EDITOR’S NOTE: Welcome to the athlete journal of Jess Papi. Jess is a blue belt at Scranton MMA and also pursuing her degree in exercise science. Read her entries every week for insights on competing, training, and juggling BJJ and life.
Wow, my twentieth entry! That’s about five months, I think! Anyway, this week was pretty awesome. It was packed full of great stuff. I learned some cool new techniques, helped teach jiu jitsu to some Tang Soo Do practitioners, and helped coach our teammate Brendan to two bronze medals in New York.
Over the past week I learned a lot of new techniques. Last week Dominic focused on teaching armbars from different positions. He went over the far side armbar from knee on belly and the near side armbar from scarfhold. I’ve learned these moves before, but I’ve long forgotten how to do them correctly. I’ve mentioned this before, but I tend to forget techniques after a couple of weeks. They always seem to slip my mind and then I fall back into the same set of moves. I’ve heard a saying that goes something like “It’s better to drill one move a thousand times rather know a thousand moves.” (I don’t think that’s the full quotation, and I’m sorry if I totally butchered it.) It definitely makes sense, but I would still like to have a lot of moves to have in my arsenal for different situations.
Dom also taught us some attacks from guard and high guard this week. I’m happy he went over it because I want to improve my guard game. I always go back and forth between trying to improve my passing and my guard playing. Once one gets better, the other suffers, so I have to make sure I’m constantly alternating and improving on both. Frank focused on half guard techniques this week. He noticed a lot of people having trouble with bottom half guard so he showed us how to play a more distanced game while on the bottom. He also touched on the lockdown position and deep half guard.
Along with all the learning I did this week, I also did a lot of teaching. On Friday a local group of Tang Soo Do students and teachers visited Scranton MMA for a private jiu jitsu session. We went over some side control escapes and a few submissions. It was interesting to see how different their mannerisms were from jiu jitsu students. Whenever spoken to, they showed undivided attention and would respond with, “Yes, sir” after every instruction.
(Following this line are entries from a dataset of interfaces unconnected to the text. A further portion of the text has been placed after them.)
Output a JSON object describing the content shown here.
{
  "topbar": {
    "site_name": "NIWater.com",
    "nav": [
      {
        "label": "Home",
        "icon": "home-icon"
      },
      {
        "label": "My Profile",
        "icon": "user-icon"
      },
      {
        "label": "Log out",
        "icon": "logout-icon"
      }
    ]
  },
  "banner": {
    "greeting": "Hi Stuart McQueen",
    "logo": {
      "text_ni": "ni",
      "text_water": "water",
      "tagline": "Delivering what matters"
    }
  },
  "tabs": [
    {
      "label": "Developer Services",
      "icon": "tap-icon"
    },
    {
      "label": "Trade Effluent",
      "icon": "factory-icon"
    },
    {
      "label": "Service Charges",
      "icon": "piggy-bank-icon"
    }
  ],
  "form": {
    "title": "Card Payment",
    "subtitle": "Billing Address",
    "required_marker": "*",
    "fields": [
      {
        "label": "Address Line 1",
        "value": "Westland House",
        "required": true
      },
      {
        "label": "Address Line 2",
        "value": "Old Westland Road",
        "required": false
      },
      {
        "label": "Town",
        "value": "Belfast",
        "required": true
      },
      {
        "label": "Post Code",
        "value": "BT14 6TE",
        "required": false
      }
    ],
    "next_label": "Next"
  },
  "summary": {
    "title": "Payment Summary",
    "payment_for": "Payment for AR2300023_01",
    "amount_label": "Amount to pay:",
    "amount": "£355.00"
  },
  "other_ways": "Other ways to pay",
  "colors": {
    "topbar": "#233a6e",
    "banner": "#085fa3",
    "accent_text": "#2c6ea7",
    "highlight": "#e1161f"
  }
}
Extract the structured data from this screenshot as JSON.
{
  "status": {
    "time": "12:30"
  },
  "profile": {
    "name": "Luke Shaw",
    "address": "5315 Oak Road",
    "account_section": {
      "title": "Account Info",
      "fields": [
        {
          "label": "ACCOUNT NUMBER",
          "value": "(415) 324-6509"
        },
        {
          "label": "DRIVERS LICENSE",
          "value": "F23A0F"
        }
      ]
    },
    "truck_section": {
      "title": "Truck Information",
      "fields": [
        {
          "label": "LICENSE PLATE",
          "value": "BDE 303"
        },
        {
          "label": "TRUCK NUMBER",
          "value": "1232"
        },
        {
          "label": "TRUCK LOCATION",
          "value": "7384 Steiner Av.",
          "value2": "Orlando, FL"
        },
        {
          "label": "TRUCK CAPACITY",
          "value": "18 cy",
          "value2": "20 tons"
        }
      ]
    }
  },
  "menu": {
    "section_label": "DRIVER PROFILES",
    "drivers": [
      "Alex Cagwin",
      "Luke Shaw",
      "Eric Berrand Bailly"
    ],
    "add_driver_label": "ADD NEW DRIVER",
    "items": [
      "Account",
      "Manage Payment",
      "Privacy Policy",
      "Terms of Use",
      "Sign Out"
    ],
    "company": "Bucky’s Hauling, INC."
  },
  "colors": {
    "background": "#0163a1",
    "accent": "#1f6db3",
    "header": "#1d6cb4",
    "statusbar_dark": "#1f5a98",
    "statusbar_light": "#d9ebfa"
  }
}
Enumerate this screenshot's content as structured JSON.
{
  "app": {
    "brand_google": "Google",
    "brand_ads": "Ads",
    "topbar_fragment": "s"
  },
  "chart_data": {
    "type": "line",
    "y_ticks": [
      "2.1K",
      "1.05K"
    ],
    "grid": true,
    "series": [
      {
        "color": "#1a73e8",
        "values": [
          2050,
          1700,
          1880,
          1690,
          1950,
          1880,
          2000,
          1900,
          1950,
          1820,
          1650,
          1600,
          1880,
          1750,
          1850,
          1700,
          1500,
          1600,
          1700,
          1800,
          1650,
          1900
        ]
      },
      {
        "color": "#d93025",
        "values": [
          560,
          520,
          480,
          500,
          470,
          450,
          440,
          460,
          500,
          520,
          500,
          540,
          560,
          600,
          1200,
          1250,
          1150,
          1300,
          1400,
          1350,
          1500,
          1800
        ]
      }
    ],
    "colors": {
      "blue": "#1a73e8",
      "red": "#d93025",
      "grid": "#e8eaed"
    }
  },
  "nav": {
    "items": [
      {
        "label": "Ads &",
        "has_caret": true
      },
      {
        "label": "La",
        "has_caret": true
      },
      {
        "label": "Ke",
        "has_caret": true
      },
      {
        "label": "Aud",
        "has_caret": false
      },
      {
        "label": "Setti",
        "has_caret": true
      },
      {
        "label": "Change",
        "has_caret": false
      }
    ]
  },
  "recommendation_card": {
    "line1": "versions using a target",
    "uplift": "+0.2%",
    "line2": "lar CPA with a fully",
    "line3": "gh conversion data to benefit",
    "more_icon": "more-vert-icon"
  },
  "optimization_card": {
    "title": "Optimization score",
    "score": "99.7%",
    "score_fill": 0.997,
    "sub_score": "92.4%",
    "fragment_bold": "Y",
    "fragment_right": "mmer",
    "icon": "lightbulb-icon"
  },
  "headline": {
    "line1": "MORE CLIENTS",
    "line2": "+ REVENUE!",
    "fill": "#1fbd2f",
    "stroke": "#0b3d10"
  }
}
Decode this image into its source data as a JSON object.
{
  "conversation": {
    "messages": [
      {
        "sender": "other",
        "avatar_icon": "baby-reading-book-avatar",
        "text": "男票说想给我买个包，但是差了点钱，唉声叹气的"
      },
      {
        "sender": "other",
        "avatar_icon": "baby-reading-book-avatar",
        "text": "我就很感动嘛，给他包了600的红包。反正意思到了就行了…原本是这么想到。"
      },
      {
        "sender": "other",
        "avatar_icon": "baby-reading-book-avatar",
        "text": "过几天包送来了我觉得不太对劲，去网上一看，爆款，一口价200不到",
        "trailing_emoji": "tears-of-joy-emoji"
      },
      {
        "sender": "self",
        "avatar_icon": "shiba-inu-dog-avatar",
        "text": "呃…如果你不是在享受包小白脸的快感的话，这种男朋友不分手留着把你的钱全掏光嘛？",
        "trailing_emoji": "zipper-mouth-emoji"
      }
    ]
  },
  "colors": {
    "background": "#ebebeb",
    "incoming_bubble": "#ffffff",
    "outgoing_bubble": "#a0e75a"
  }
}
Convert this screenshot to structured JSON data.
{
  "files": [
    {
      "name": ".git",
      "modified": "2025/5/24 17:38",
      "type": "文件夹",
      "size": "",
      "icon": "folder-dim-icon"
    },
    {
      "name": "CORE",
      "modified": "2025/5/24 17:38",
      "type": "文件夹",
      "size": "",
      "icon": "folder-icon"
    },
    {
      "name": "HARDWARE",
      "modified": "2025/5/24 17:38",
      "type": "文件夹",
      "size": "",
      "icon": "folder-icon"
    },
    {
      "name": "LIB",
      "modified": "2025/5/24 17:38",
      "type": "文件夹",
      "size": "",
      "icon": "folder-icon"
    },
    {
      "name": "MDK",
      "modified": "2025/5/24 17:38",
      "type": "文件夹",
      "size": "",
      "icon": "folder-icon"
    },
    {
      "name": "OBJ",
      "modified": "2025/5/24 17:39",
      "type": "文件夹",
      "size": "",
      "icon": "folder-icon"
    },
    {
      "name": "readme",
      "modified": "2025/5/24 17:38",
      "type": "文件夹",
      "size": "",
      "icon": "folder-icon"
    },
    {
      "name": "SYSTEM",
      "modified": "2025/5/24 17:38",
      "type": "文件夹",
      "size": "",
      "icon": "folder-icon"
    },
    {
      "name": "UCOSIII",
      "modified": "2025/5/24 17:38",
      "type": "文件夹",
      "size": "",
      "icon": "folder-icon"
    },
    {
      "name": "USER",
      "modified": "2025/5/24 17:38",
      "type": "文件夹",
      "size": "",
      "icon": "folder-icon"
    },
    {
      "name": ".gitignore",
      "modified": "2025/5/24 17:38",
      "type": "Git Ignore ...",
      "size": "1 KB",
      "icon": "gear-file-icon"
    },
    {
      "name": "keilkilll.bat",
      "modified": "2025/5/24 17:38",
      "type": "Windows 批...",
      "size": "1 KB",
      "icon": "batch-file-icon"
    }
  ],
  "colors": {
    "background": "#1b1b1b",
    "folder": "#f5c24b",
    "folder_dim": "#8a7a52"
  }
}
You can learn to be disciplined from jiu jitsu, but it can also sprout some “jits holes”.
“Jits holes” are those guys who think they’re better than everyone else. Your advice to them goes in one ear and out the other, even if you outrank them. They try to teach people their terrible techniques and ignore the fact that there is an actual instructor in the room. They’re the ones who roll their eyes when their technique is corrected by an instructor. But I digress. Jiu jitsu definitely teaches respect (especially at our school), but unfortunately not everyone is respectful. Our Tang Soo Do visitors were very respectful and I enjoyed having them in our academy.
Finally, I saved the best for last! Over the weekend one of our white belts, Brendan, competed at the Goodfight in Nyack, New York after only four months of training. Frank and I both went with him, Frank for coaching and me for moral support and encouragement. Brendan competed in both gi and no gi. He took third in both divisions and I couldn’t be happier! We must be doing something right with our new students. While I was there, I got to see a lot of my New York friends compete and they all did fantastic.
I can’t wait until my next tournament. I’m definitely doing the Goodfight in Philadelphia on March 15th. I found out that it’s going to be a submission-only tournament, so that means I need to train a little bit differently. I’m excited because it means I can focus on the submission instead of trying to rack up points in a confined amount of time.
And one more note before I wrap it up – school sucks and S&C is awesome. Talk to you next week!